**ENTRIES SHOWN**
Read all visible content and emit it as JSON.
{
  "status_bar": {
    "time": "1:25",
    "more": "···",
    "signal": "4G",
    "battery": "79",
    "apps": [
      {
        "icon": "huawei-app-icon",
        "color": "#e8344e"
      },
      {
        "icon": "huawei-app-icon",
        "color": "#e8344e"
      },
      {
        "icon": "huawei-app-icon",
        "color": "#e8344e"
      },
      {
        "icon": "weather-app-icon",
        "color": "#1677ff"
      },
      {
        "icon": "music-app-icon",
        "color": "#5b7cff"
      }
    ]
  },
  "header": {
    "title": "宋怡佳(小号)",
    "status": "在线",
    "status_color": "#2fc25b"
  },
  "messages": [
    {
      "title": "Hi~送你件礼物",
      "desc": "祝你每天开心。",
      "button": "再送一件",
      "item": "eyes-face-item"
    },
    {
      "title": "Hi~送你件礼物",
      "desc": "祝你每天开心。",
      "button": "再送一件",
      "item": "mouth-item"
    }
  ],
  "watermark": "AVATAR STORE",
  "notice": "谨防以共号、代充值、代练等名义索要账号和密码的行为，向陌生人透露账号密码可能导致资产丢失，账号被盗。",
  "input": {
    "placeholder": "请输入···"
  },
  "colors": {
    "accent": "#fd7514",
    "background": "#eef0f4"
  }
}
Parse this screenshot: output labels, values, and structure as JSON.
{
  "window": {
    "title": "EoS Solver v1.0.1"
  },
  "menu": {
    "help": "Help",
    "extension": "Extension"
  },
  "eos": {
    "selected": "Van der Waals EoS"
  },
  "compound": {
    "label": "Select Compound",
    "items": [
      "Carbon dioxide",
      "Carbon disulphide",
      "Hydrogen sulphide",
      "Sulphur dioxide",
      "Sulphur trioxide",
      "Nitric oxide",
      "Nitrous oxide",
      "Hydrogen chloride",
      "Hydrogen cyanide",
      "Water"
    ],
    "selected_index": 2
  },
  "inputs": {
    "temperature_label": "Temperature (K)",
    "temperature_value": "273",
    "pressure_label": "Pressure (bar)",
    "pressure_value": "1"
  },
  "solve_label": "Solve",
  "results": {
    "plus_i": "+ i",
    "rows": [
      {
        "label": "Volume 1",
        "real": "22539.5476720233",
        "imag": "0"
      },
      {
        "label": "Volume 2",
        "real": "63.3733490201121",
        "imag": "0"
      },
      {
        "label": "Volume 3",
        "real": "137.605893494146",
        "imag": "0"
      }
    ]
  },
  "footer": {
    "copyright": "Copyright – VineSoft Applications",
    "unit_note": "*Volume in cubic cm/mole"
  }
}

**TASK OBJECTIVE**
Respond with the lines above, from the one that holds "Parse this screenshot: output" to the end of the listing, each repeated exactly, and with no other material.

**ANSWER BOX**
Parse this screenshot: output labels, values, and structure as JSON.
{
  "window": {
    "title": "EoS Solver v1.0.1"
  },
  "menu": {
    "help": "Help",
    "extension": "Extension"
  },
  "eos": {
    "selected": "Van der Waals EoS"
  },
  "compound": {
    "label": "Select Compound",
    "items": [
      "Carbon dioxide",
      "Carbon disulphide",
      "Hydrogen sulphide",
      "Sulphur dioxide",
      "Sulphur trioxide",
      "Nitric oxide",
      "Nitrous oxide",
      "Hydrogen chloride",
      "Hydrogen cyanide",
      "Water"
    ],
    "selected_index": 2
  },
  "inputs": {
    "temperature_label": "Temperature (K)",
    "temperature_value": "273",
    "pressure_label": "Pressure (bar)",
    "pressure_value": "1"
  },
  "solve_label": "Solve",
  "results": {
    "plus_i": "+ i",
    "rows": [
      {
        "label": "Volume 1",
        "real": "22539.5476720233",
        "imag": "0"
      },
      {
        "label": "Volume 2",
        "real": "63.3733490201121",
        "imag": "0"
      },
      {
        "label": "Volume 3",
        "real": "137.605893494146",
        "imag": "0"
      }
    ]
  },
  "footer": {
    "copyright": "Copyright – VineSoft Applications",
    "unit_note": "*Volume in cubic cm/mole"
  }
}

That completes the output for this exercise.